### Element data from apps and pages
========

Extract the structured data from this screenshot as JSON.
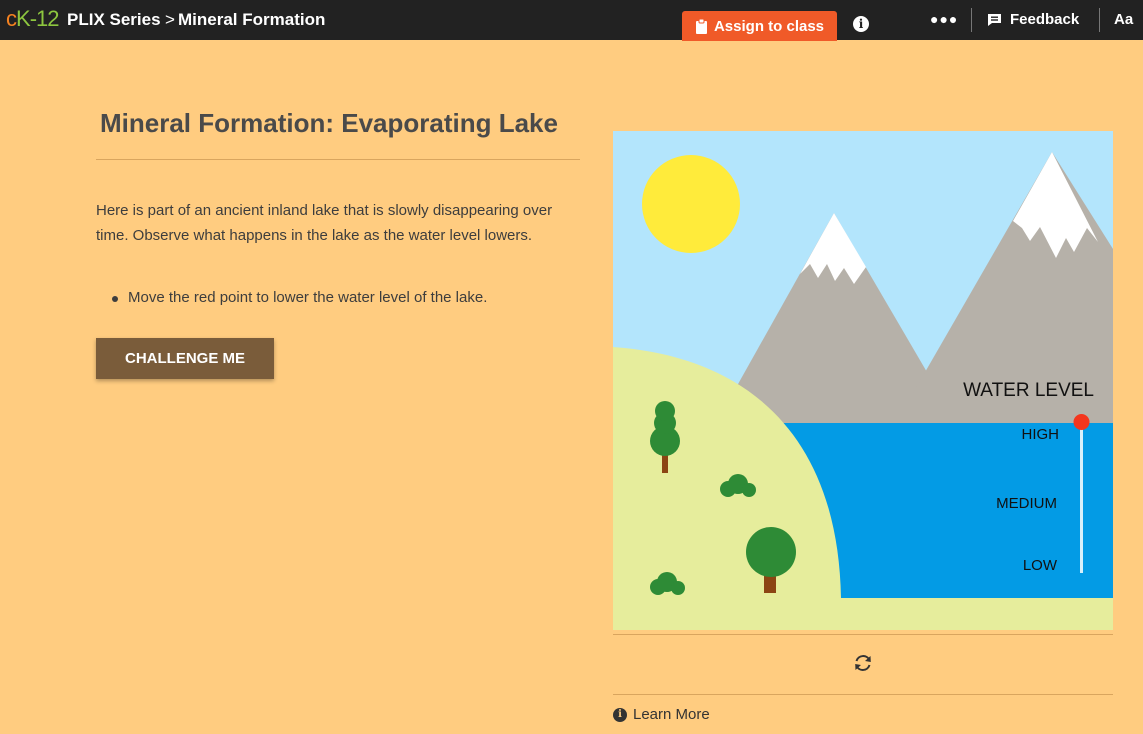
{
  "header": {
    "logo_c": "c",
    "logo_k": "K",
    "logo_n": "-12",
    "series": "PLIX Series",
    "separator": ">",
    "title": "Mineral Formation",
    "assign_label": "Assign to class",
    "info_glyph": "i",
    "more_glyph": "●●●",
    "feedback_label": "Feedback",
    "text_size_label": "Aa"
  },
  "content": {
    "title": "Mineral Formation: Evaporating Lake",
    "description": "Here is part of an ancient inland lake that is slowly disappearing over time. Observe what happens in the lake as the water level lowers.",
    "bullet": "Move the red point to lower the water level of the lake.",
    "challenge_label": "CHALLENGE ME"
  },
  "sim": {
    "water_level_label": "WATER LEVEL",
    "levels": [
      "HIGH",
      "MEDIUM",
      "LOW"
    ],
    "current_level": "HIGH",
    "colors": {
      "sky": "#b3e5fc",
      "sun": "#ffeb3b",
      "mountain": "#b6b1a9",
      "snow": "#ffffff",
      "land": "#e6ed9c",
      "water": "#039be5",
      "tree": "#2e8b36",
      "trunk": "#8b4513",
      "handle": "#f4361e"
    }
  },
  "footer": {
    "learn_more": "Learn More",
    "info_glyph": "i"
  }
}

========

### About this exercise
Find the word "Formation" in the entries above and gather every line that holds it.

### Exercise response
    "title": "Mineral Formation",
    "title": "Mineral Formation: Evaporating Lake",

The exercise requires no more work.